* **TASK DETAILS**: Which lines in the records below mention the word "data"? Copy each one out.

[Web page and app entries]

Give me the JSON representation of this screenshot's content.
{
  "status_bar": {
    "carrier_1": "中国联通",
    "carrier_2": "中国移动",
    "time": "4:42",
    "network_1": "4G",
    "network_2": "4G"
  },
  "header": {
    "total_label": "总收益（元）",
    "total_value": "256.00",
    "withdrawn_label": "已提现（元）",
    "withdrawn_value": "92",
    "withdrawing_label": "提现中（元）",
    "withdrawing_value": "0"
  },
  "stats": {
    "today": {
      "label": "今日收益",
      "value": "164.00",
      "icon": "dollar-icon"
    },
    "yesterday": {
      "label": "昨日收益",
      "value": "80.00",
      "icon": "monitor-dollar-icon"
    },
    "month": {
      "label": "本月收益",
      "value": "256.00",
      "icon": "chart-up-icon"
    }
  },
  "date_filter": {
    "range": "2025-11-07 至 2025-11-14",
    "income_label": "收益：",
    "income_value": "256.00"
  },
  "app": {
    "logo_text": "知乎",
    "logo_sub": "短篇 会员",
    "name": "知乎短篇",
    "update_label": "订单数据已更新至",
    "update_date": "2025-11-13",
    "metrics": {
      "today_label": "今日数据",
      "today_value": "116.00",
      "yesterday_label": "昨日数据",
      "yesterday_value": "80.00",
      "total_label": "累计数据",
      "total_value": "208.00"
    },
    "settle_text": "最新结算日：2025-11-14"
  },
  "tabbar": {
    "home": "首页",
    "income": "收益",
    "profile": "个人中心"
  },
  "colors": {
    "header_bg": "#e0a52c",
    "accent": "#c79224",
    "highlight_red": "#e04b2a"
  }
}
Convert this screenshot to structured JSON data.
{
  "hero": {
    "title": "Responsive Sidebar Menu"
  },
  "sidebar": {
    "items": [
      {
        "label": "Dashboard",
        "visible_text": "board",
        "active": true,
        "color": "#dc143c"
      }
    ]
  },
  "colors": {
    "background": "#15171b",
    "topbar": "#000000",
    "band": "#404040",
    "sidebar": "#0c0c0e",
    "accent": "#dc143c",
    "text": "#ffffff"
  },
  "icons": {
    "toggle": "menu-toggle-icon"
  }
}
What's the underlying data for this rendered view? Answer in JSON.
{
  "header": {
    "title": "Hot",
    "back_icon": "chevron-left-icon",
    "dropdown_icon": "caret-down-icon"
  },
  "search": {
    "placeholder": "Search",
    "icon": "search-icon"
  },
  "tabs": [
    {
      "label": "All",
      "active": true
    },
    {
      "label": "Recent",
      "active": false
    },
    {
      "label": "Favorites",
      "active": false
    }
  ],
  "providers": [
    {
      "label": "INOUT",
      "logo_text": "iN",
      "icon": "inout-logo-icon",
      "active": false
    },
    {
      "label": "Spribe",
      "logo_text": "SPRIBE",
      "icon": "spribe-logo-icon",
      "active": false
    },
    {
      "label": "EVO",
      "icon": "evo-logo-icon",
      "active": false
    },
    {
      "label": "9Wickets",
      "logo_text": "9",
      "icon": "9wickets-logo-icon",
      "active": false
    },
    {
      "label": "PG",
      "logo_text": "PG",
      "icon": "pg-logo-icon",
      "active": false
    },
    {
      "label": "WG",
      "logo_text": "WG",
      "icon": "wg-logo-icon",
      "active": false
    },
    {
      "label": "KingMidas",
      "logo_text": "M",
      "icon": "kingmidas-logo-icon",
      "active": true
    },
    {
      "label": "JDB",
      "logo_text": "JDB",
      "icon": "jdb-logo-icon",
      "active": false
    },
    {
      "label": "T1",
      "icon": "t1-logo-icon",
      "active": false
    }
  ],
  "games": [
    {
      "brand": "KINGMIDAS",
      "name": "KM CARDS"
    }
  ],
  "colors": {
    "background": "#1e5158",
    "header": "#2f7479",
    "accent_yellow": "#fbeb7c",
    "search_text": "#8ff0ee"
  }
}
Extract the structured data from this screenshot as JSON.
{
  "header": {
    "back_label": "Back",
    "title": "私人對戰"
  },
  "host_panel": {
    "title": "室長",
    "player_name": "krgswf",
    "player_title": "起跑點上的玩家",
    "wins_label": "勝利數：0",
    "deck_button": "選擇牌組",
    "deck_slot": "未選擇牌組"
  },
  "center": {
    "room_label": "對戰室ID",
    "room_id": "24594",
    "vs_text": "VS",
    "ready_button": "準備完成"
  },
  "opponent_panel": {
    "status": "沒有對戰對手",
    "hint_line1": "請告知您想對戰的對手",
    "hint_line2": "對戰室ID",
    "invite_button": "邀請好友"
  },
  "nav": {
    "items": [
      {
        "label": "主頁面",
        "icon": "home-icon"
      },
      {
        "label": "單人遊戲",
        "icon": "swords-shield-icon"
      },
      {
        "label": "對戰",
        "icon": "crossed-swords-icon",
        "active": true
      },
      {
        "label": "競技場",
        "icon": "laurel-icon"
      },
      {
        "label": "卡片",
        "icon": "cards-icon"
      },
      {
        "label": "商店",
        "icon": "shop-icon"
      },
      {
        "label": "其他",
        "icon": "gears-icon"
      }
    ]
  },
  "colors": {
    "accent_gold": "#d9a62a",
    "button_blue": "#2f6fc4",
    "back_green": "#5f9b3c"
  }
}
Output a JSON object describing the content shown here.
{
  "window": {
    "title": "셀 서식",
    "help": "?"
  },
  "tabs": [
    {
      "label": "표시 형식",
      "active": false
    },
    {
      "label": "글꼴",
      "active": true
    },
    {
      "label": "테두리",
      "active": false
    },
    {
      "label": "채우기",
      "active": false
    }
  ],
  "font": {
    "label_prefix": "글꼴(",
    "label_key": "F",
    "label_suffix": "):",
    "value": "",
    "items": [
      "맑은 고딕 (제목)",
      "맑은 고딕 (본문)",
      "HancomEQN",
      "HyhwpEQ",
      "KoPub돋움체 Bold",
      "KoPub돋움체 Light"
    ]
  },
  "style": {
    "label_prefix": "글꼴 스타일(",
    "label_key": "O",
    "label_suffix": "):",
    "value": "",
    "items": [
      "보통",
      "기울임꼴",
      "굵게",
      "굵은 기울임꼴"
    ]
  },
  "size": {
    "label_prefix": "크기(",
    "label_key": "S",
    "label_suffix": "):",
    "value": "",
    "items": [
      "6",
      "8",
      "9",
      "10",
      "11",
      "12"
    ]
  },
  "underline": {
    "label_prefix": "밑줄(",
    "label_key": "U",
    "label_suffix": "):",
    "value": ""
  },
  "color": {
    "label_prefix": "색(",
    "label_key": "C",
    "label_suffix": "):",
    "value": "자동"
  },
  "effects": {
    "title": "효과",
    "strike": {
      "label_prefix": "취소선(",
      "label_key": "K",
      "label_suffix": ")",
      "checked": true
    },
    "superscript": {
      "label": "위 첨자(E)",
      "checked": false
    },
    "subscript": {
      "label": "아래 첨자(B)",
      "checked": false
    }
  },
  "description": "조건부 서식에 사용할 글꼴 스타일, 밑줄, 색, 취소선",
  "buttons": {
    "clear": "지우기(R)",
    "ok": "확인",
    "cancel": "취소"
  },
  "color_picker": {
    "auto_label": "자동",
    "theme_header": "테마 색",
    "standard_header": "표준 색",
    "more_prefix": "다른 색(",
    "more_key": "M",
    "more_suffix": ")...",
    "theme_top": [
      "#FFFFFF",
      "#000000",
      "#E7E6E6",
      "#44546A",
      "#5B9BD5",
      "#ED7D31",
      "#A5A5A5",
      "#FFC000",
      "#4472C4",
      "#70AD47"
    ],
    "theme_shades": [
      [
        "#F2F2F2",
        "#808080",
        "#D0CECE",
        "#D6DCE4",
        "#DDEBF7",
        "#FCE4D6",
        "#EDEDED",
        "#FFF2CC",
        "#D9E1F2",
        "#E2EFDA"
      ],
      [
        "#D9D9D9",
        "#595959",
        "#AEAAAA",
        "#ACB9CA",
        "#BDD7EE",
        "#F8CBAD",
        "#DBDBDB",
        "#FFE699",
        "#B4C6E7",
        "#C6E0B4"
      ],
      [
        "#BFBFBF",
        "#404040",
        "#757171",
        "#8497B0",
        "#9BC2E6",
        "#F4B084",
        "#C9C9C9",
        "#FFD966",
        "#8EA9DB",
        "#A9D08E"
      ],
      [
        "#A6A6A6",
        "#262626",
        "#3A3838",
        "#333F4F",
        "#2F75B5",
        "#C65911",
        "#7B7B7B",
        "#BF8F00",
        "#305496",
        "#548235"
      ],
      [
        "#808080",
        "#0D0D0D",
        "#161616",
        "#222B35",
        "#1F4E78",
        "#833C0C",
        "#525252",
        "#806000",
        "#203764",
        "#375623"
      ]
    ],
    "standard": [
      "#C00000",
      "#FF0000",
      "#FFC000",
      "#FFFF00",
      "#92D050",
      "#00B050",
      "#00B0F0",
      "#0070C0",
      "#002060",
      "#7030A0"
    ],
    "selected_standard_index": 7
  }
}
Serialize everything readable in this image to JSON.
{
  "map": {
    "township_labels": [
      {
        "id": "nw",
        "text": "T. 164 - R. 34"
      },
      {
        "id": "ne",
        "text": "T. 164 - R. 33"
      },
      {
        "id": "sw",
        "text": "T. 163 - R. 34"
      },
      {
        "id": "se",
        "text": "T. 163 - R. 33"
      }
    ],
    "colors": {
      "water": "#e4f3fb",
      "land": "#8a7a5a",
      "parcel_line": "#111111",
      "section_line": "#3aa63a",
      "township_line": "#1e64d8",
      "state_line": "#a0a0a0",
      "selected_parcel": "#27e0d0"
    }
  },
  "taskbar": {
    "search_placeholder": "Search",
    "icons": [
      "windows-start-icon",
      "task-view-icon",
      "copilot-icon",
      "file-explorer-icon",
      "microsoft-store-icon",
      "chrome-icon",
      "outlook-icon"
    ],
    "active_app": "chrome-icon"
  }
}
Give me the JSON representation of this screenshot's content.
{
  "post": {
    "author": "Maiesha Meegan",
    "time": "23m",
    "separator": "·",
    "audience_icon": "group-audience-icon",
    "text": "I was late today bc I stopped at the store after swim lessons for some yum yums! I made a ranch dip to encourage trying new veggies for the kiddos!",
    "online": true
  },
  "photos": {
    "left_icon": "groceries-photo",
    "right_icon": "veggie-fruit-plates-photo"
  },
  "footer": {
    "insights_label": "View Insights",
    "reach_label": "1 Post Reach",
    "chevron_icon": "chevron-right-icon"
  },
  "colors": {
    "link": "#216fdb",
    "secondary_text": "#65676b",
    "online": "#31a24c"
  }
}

* **RESPONSE TO THIS EXERCISE**:
Convert this screenshot to structured JSON data.
What's the underlying data for this rendered view? Answer in JSON.
Extract the structured data from this screenshot as JSON.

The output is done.